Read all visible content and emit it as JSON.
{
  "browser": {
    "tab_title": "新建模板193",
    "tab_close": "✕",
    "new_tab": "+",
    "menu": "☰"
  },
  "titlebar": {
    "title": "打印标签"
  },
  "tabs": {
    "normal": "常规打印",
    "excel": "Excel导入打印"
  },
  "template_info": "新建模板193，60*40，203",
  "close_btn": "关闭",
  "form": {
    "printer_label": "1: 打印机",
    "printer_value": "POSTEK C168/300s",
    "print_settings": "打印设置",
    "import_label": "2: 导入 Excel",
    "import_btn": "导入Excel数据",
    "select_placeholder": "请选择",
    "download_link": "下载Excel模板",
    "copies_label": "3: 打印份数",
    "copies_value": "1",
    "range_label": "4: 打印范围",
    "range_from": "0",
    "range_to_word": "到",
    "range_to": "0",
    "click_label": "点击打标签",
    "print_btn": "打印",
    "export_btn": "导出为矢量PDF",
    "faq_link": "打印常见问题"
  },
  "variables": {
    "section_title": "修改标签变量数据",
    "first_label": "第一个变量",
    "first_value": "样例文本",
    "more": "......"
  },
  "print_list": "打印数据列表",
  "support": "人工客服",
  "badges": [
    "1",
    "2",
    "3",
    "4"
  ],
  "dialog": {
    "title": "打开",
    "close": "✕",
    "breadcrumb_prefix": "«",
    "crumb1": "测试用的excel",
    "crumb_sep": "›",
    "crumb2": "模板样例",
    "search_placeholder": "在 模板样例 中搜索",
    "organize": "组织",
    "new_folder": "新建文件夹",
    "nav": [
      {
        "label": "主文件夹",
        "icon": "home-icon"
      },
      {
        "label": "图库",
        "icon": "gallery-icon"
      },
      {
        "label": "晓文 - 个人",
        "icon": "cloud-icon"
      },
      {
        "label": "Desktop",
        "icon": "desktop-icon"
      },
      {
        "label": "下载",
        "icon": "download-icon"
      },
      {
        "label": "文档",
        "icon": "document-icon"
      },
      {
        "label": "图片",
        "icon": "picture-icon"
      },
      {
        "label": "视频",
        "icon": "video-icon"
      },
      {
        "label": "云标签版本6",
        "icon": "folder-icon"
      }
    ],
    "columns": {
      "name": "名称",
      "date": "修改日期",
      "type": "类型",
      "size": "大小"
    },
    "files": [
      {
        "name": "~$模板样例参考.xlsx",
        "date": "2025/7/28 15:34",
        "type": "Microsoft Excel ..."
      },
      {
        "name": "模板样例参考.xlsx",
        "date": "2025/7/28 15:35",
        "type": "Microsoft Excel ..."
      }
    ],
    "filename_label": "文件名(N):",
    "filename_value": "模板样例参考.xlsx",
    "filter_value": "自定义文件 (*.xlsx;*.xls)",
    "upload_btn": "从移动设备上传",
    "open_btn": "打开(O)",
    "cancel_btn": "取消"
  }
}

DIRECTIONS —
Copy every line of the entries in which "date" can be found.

OUTPUT —
      "date": "修改日期",
        "date": "2025/7/28 15:34",
        "date": "2025/7/28 15:35",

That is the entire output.